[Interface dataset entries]
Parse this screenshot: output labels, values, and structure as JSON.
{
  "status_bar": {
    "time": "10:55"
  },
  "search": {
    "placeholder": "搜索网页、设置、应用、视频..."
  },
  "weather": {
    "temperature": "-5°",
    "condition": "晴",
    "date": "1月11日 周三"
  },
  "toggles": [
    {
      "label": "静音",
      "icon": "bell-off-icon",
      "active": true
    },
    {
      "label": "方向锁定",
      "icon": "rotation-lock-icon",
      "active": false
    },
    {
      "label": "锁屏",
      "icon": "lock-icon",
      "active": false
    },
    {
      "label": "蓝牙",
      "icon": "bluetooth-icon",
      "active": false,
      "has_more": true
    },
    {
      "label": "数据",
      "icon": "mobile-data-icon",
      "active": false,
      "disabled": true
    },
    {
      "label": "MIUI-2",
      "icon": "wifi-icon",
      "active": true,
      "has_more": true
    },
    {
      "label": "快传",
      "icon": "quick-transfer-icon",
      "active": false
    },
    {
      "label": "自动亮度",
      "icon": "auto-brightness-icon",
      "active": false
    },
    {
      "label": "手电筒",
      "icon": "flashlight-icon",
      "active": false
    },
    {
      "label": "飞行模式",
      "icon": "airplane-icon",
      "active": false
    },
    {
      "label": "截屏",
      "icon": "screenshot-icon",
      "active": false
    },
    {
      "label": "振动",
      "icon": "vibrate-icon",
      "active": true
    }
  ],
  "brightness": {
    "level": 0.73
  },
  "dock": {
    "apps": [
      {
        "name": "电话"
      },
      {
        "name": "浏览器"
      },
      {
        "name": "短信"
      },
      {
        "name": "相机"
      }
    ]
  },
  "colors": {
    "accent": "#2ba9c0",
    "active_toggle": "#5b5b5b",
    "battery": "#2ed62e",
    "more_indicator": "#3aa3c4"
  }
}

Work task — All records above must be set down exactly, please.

The answer —
Parse this screenshot: output labels, values, and structure as JSON.
{
  "status_bar": {
    "time": "10:55"
  },
  "search": {
    "placeholder": "搜索网页、设置、应用、视频..."
  },
  "weather": {
    "temperature": "-5°",
    "condition": "晴",
    "date": "1月11日 周三"
  },
  "toggles": [
    {
      "label": "静音",
      "icon": "bell-off-icon",
      "active": true
    },
    {
      "label": "方向锁定",
      "icon": "rotation-lock-icon",
      "active": false
    },
    {
      "label": "锁屏",
      "icon": "lock-icon",
      "active": false
    },
    {
      "label": "蓝牙",
      "icon": "bluetooth-icon",
      "active": false,
      "has_more": true
    },
    {
      "label": "数据",
      "icon": "mobile-data-icon",
      "active": false,
      "disabled": true
    },
    {
      "label": "MIUI-2",
      "icon": "wifi-icon",
      "active": true,
      "has_more": true
    },
    {
      "label": "快传",
      "icon": "quick-transfer-icon",
      "active": false
    },
    {
      "label": "自动亮度",
      "icon": "auto-brightness-icon",
      "active": false
    },
    {
      "label": "手电筒",
      "icon": "flashlight-icon",
      "active": false
    },
    {
      "label": "飞行模式",
      "icon": "airplane-icon",
      "active": false
    },
    {
      "label": "截屏",
      "icon": "screenshot-icon",
      "active": false
    },
    {
      "label": "振动",
      "icon": "vibrate-icon",
      "active": true
    }
  ],
  "brightness": {
    "level": 0.73
  },
  "dock": {
    "apps": [
      {
        "name": "电话"
      },
      {
        "name": "浏览器"
      },
      {
        "name": "短信"
      },
      {
        "name": "相机"
      }
    ]
  },
  "colors": {
    "accent": "#2ba9c0",
    "active_toggle": "#5b5b5b",
    "battery": "#2ed62e",
    "more_indicator": "#3aa3c4"
  }
}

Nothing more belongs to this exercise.